warmly took up the cause of the ministers; they
chap. XII.} 1765. May 20.
as he declared, that he who should dare to advise the king to dismiss Bedford
, would be the detestation of every honest man in the nation and be held in abomination for ever; and under strong excitement, making Bedford
's persecution their own, they voted unanimously an address to the king for a proclamation against the riots.
The king, nevertheless, sent once more a messenger to Pitt
; but he perceived that the moment was not propitious to his return to power, since the old ministers were turned out for no other reason than insisting that the employments and councils of state should not be separated.
One last effort was made to form an administration, with Lyttelton
at the head of the treasury, and Charles Townshend
as chancellor of the exchequer.
was too conscious of his weakness, to listen to the offer; and Townshend
, laughing it to scorn, reserved himself for the paymaster's place, which, two days after, he accepted.
On Tuesday, the twenty-first, the king was in des-
pair; and, though the old ministry was sustained by parliament, and at that moment by public opinion, he would yet have put ‘in their places any mortal who could have carried on business.’
; but he knew no remedy, and advised his nephew to submit.
The king next attempted to divide the ministers.
‘I had a design to change my government,’ said he to Grenville
; ‘but it is over now.’
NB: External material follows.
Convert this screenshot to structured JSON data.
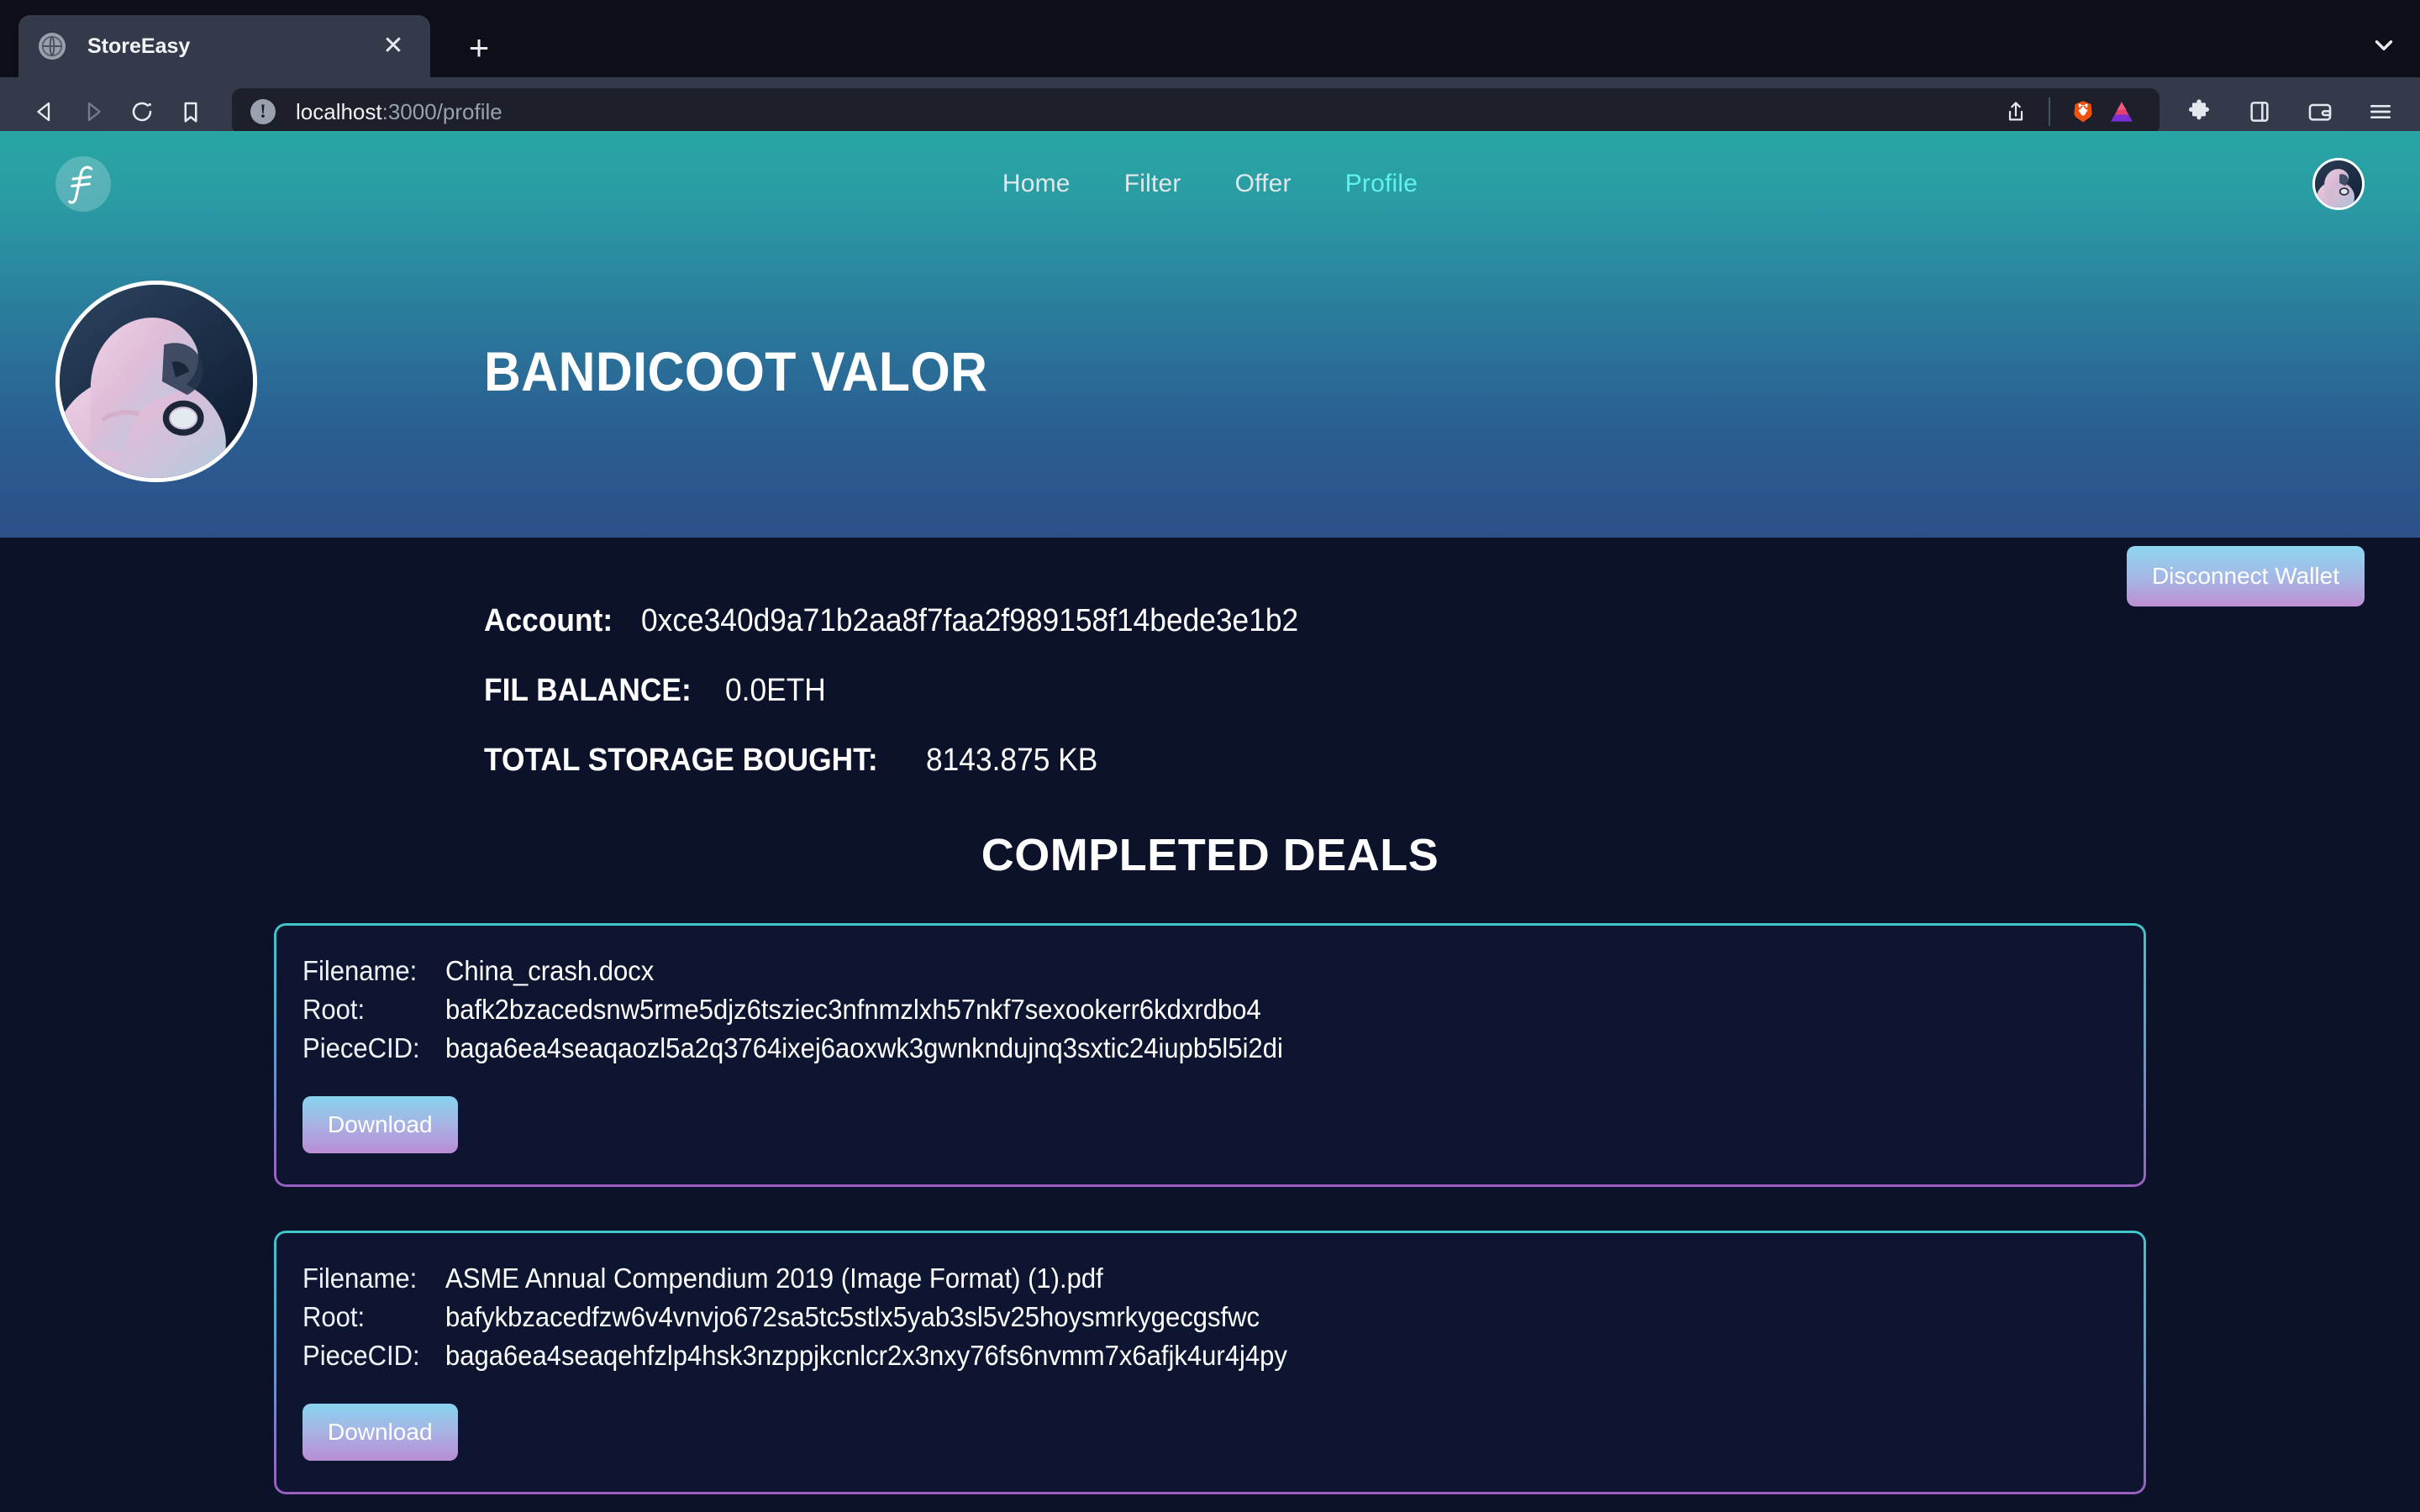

And then artfully referring to the differences that had existed between Grenville
and other members of the cabinet,